The focus had shifted to rhetoric and credit-seeking ventures, and real tasks were lost in the din. The strategy to deal with the pandemic at national level in a centrally controlled manner also proved to be wrong.
"Disaster is a federal subject — there was control all over but no purposeful planning. But health is very much a state subject and here too there were fault lines," says political observer Vidyarthi Kumar, adding that ensuring enough oxygen was essentially the state's responsibility.
The failure of opposition parties and state governments cannot be underestimated either.
"The enthusiasm to take credit by the BJP was premature and uncalled for. Instead of a self-righteous declaration, the prime minister and his government should have focused on preparedness because the second wave of a pandemic is a well-known phenomenon. This was a criminal offense. It was a man-made crisis," says Mamata Banerjee, chief minister of West Bengal and leader of a local party, the Trinamool Congress.
Analyst Vidyarthi Kumar says: "There was complacency and politics. When the second wave came, it first crept into three non-BJP-ruled states — Punjab, Kerala and Maharashtra. So, while foreigners and foreign travel by Indians were taken as one reason, elsewhere people ignored it.”
BJP leaders even slammed these state governments, forgetting that the virus does not differentiate between state borders or political parties.

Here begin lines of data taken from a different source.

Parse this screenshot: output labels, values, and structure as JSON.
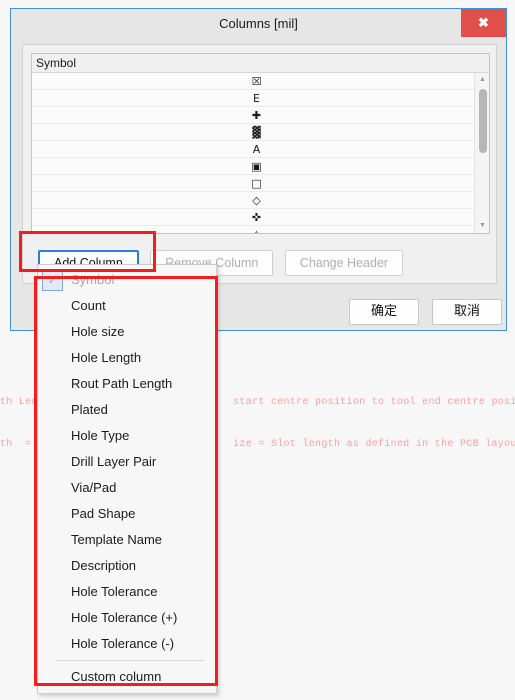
{
  "window": {
    "title": "Columns [mil]",
    "close_label": "✖",
    "close_icon": "close-icon"
  },
  "list": {
    "header": "Symbol",
    "rows": [
      {
        "glyph": "☒",
        "icon": "crossed-square-symbol"
      },
      {
        "glyph": "E",
        "icon": "letter-e-symbol"
      },
      {
        "glyph": "✚",
        "icon": "bold-cross-symbol"
      },
      {
        "glyph": "▓",
        "icon": "hatched-square-symbol"
      },
      {
        "glyph": "A",
        "icon": "letter-a-symbol"
      },
      {
        "glyph": "▣",
        "icon": "square-in-square-symbol"
      },
      {
        "glyph": "□",
        "icon": "square-symbol"
      },
      {
        "glyph": "◇",
        "icon": "diamond-symbol"
      },
      {
        "glyph": "✜",
        "icon": "cross-symbol"
      },
      {
        "glyph": "✧",
        "icon": "partial-symbol"
      }
    ],
    "scrollbar": {
      "up_arrow": "▲",
      "down_arrow": "▼"
    }
  },
  "buttons": {
    "add_column": "Add Column",
    "remove_column": "Remove Column",
    "change_header": "Change Header"
  },
  "footer": {
    "ok": "确定",
    "cancel": "取消"
  },
  "menu": {
    "items": [
      {
        "label": "Symbol",
        "disabled": true,
        "checked": true
      },
      {
        "label": "Count",
        "disabled": false,
        "checked": false
      },
      {
        "label": "Hole size",
        "disabled": false,
        "checked": false
      },
      {
        "label": "Hole Length",
        "disabled": false,
        "checked": false
      },
      {
        "label": "Rout Path Length",
        "disabled": false,
        "checked": false
      },
      {
        "label": "Plated",
        "disabled": false,
        "checked": false
      },
      {
        "label": "Hole Type",
        "disabled": false,
        "checked": false
      },
      {
        "label": "Drill Layer Pair",
        "disabled": false,
        "checked": false
      },
      {
        "label": "Via/Pad",
        "disabled": false,
        "checked": false
      },
      {
        "label": "Pad Shape",
        "disabled": false,
        "checked": false
      },
      {
        "label": "Template Name",
        "disabled": false,
        "checked": false
      },
      {
        "label": "Description",
        "disabled": false,
        "checked": false
      },
      {
        "label": "Hole Tolerance",
        "disabled": false,
        "checked": false
      },
      {
        "label": "Hole Tolerance (+)",
        "disabled": false,
        "checked": false
      },
      {
        "label": "Hole Tolerance (-)",
        "disabled": false,
        "checked": false
      },
      {
        "separator": true
      },
      {
        "label": "Custom column",
        "disabled": false,
        "checked": false
      }
    ],
    "check_glyph": "✓"
  },
  "background_text": {
    "line1": "th Length                            start centre position to tool end centre position.",
    "line2": "th  =                                ize = Slot length as defined in the PCB layout     ."
  },
  "colors": {
    "accent": "#3d93dd",
    "close_button": "#e04f4a",
    "annotation": "#f41c1c",
    "background_text": "#fa9f9f",
    "focus_border": "#2a7fd4"
  }
}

There was another mix of arrogance and ignorance. Through the entire winter season, from November to March, hundreds of farmers sat outside on a Delhi road protesting against three farm laws as if they were immune to Covid-19.

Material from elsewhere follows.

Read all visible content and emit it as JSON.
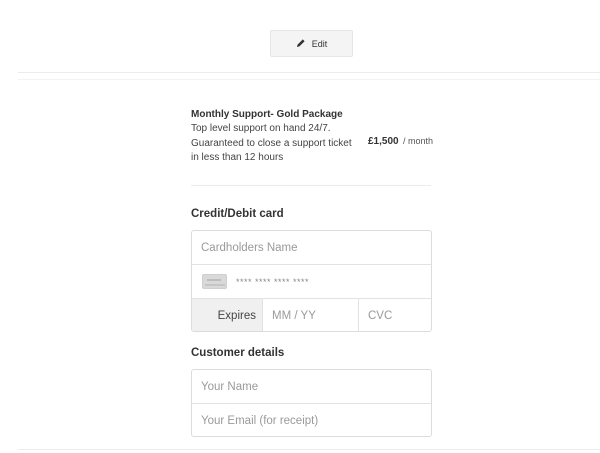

The entire country started falsely believing that India had “defeated” Covid. Social distancing disappeared and, in smaller hamlets and poll-bound states, people did not even recognize the existence of the pandemic.
"Life became normal and usual. Big birthday parties and marriages became the order of the day in Delhi during winter. It was presumed that all was well and the Indian immune system and masala-rich [spicy] food provided them an immune system found nowhere in the world,” says Ghulam Khalid, a resident of Delhi.

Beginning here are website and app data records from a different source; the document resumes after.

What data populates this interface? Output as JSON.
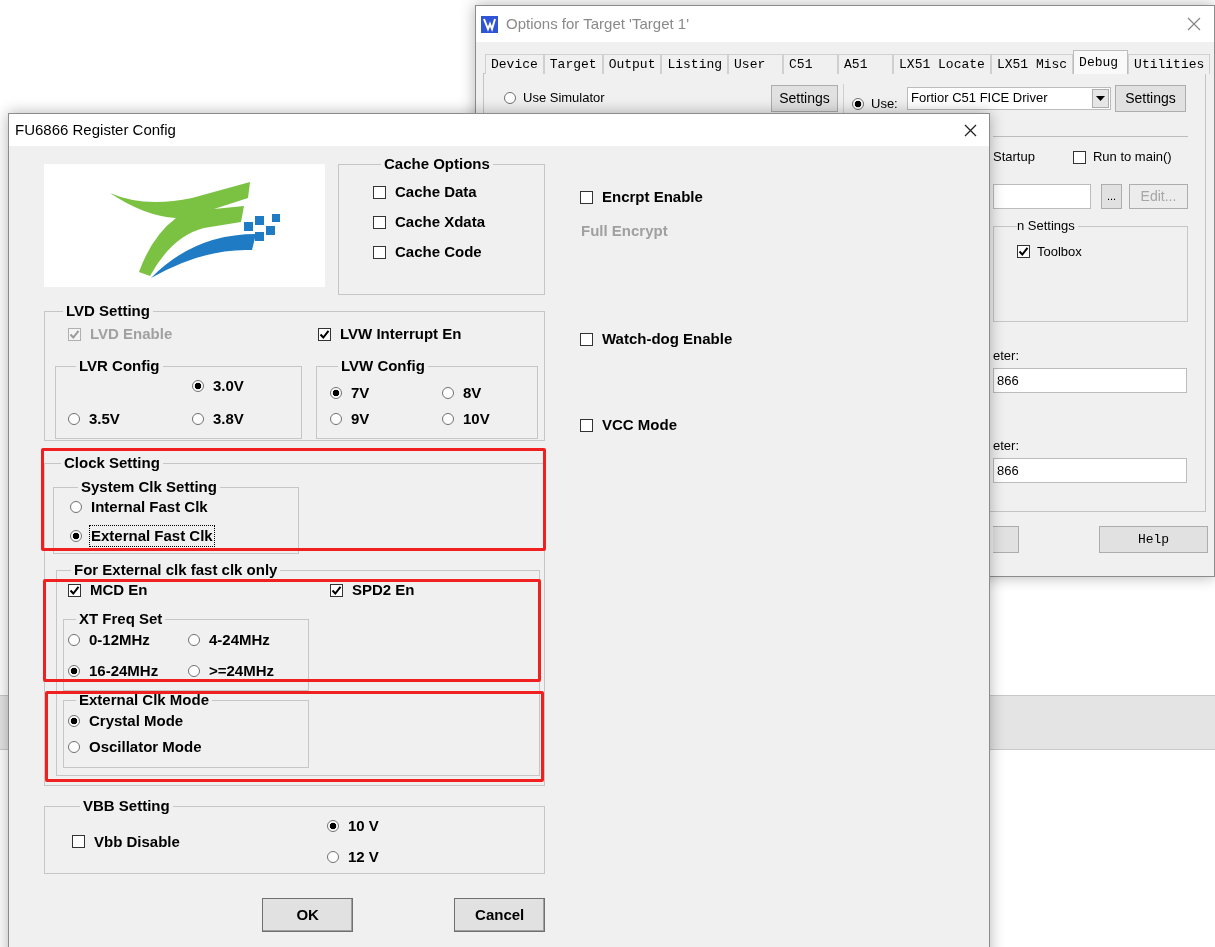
{
  "back_window": {
    "title": "Options for Target 'Target 1'",
    "tabs": [
      {
        "label": "Device",
        "selected": false
      },
      {
        "label": "Target",
        "selected": false
      },
      {
        "label": "Output",
        "selected": false
      },
      {
        "label": "Listing",
        "selected": false
      },
      {
        "label": "User",
        "selected": false
      },
      {
        "label": "C51",
        "selected": false
      },
      {
        "label": "A51",
        "selected": false
      },
      {
        "label": "LX51 Locate",
        "selected": false
      },
      {
        "label": "LX51 Misc",
        "selected": false
      },
      {
        "label": "Debug",
        "selected": true
      },
      {
        "label": "Utilities",
        "selected": false
      }
    ],
    "use_simulator": {
      "label": "Use Simulator",
      "selected": false
    },
    "simulator_settings": "Settings",
    "use_driver": {
      "label": "Use:",
      "selected": true
    },
    "driver": "Fortior C51 FICE Driver",
    "driver_settings": "Settings",
    "startup_label": "Startup",
    "run_to_main": {
      "label": "Run to main()",
      "checked": false
    },
    "browse_button": "...",
    "edit_button": {
      "label": "Edit...",
      "disabled": true
    },
    "settings_group": {
      "title": "n Settings",
      "toolbox": {
        "label": "Toolbox",
        "checked": true
      }
    },
    "parameters": [
      {
        "label": "eter:",
        "value": "866"
      },
      {
        "label": "eter:",
        "value": "866"
      }
    ],
    "help_button": "Help"
  },
  "dialog": {
    "title": "FU6866 Register Config",
    "cache_options": {
      "title": "Cache Options",
      "items": [
        {
          "label": "Cache Data",
          "checked": false
        },
        {
          "label": "Cache Xdata",
          "checked": false
        },
        {
          "label": "Cache Code",
          "checked": false
        }
      ]
    },
    "lvd_setting": {
      "title": "LVD Setting",
      "lvd_enable": {
        "label": "LVD Enable",
        "checked": true,
        "disabled": true
      },
      "lvw_interrupt": {
        "label": "LVW Interrupt En",
        "checked": true,
        "disabled": false
      },
      "lvr_config": {
        "title": "LVR Config",
        "options": [
          {
            "label": "3.0V",
            "selected": true
          },
          {
            "label": "3.5V",
            "selected": false
          },
          {
            "label": "3.8V",
            "selected": false
          }
        ]
      },
      "lvw_config": {
        "title": "LVW Config",
        "options": [
          {
            "label": "7V",
            "selected": true
          },
          {
            "label": "8V",
            "selected": false
          },
          {
            "label": "9V",
            "selected": false
          },
          {
            "label": "10V",
            "selected": false
          }
        ]
      }
    },
    "clock_setting": {
      "title": "Clock Setting",
      "system_clk": {
        "title": "System Clk Setting",
        "options": [
          {
            "label": "Internal Fast Clk",
            "selected": false,
            "focused": false
          },
          {
            "label": "External Fast Clk",
            "selected": true,
            "focused": true
          }
        ]
      },
      "external_only": {
        "title": "For External clk fast clk only",
        "mcd_en": {
          "label": "MCD En",
          "checked": true
        },
        "spd2_en": {
          "label": "SPD2 En",
          "checked": true
        },
        "xt_freq": {
          "title": "XT Freq Set",
          "options": [
            {
              "label": "0-12MHz",
              "selected": false
            },
            {
              "label": "4-24MHz",
              "selected": false
            },
            {
              "label": "16-24MHz",
              "selected": true
            },
            {
              "label": ">=24MHz",
              "selected": false
            }
          ]
        },
        "clk_mode": {
          "title": "External Clk Mode",
          "options": [
            {
              "label": "Crystal Mode",
              "selected": true
            },
            {
              "label": "Oscillator Mode",
              "selected": false
            }
          ]
        }
      }
    },
    "vbb_setting": {
      "title": "VBB Setting",
      "vbb_disable": {
        "label": "Vbb Disable",
        "checked": false
      },
      "options": [
        {
          "label": "10 V",
          "selected": true
        },
        {
          "label": "12 V",
          "selected": false
        }
      ]
    },
    "encrypt_enable": {
      "label": "Encrpt Enable",
      "checked": false
    },
    "full_encrypt": {
      "label": "Full Encrypt",
      "disabled": true
    },
    "watchdog_enable": {
      "label": "Watch-dog Enable",
      "checked": false
    },
    "vcc_mode": {
      "label": "VCC Mode",
      "checked": false
    },
    "buttons": [
      "OK",
      "Cancel"
    ]
  }
}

However, the issue is not simply about common people's antipathy to precautions. It also came from administrative lapses and unfounded claims of defeating Covid-19.
“More so because shortages of medical oxygen and beds were not expected from a prime minister who came to power in 2014 promising good days ahead," says Delhi-based trader Kishore Chand.
"My uncle died because he could not get admission in a hospital. They said they had no beds. After we arranged to get a bed paying a hefty amount, there was no oxygen.”
Many Delhi residents in recent days have complained of long queues outside cremation grounds and graveyards.
For an image-conscious leader like Modi, these scenes do not augur well, particularly when global media speak about them.
The speed and ferocity of the second wave have exposed a string of missteps at the start of the year
Time magazine wrote that faced with the "tsunami of infection," India has been pushed to the brink of collapse.
“The speed and ferocity of the second wave have exposed a string of missteps at the start of the year, repeating the mistakes of 2020 and making new ones," it said.
Apparently, Modi’s administration is still on a faulty path of diagnosis of the malady.
The ruling BJP’s powerful supporter RSS, the radical Hindutva organization, in a statement said: "It is possible that destructive and anti-India forces in the society can take advantage of these adverse circumstances to create an atmosphere of negativity and mistrust in the country."
Meanwhile, the federal government has chosen to target critics on social media.
At the request of the government, Twitter has “withheld” some tweets from Congress leaders such as Pawan Khera and others.
The government also admitted that it has asked to block tweets of some of its critics. Is Modi still banking on the spin doctors and their media and headline management strategies to save his image and win elections?
The views expressed in this article are those of the author and do not necessarily reflect the official editorial position of UCA News.